▸ **Work instruction**: Reproduce every entry in the listing without alteration.

▸ **Records for the task**:

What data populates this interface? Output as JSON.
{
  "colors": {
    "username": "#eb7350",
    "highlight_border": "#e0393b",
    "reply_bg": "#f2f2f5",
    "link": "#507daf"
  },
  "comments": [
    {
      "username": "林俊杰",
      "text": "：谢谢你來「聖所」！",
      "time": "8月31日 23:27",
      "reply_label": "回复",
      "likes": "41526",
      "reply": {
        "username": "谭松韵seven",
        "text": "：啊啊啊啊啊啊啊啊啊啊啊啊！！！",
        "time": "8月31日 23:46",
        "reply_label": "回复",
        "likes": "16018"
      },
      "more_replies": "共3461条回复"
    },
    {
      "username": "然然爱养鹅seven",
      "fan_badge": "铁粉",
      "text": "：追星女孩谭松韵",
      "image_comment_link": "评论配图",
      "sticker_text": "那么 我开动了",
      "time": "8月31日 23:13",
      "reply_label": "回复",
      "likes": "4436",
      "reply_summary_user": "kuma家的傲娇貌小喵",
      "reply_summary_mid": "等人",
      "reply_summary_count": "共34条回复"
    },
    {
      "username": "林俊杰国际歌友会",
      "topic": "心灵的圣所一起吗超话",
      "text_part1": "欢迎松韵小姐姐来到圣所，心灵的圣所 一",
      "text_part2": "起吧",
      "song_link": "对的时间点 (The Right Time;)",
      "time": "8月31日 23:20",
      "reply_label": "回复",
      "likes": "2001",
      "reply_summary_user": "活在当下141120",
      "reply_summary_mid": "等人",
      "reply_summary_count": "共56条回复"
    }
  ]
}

▸ **Worked solution**:
What data populates this interface? Output as JSON.
{
  "colors": {
    "username": "#eb7350",
    "highlight_border": "#e0393b",
    "reply_bg": "#f2f2f5",
    "link": "#507daf"
  },
  "comments": [
    {
      "username": "林俊杰",
      "text": "：谢谢你來「聖所」！",
      "time": "8月31日 23:27",
      "reply_label": "回复",
      "likes": "41526",
      "reply": {
        "username": "谭松韵seven",
        "text": "：啊啊啊啊啊啊啊啊啊啊啊啊！！！",
        "time": "8月31日 23:46",
        "reply_label": "回复",
        "likes": "16018"
      },
      "more_replies": "共3461条回复"
    },
    {
      "username": "然然爱养鹅seven",
      "fan_badge": "铁粉",
      "text": "：追星女孩谭松韵",
      "image_comment_link": "评论配图",
      "sticker_text": "那么 我开动了",
      "time": "8月31日 23:13",
      "reply_label": "回复",
      "likes": "4436",
      "reply_summary_user": "kuma家的傲娇貌小喵",
      "reply_summary_mid": "等人",
      "reply_summary_count": "共34条回复"
    },
    {
      "username": "林俊杰国际歌友会",
      "topic": "心灵的圣所一起吗超话",
      "text_part1": "欢迎松韵小姐姐来到圣所，心灵的圣所 一",
      "text_part2": "起吧",
      "song_link": "对的时间点 (The Right Time;)",
      "time": "8月31日 23:20",
      "reply_label": "回复",
      "likes": "2001",
      "reply_summary_user": "活在当下141120",
      "reply_summary_mid": "等人",
      "reply_summary_count": "共56条回复"
    }
  ]
}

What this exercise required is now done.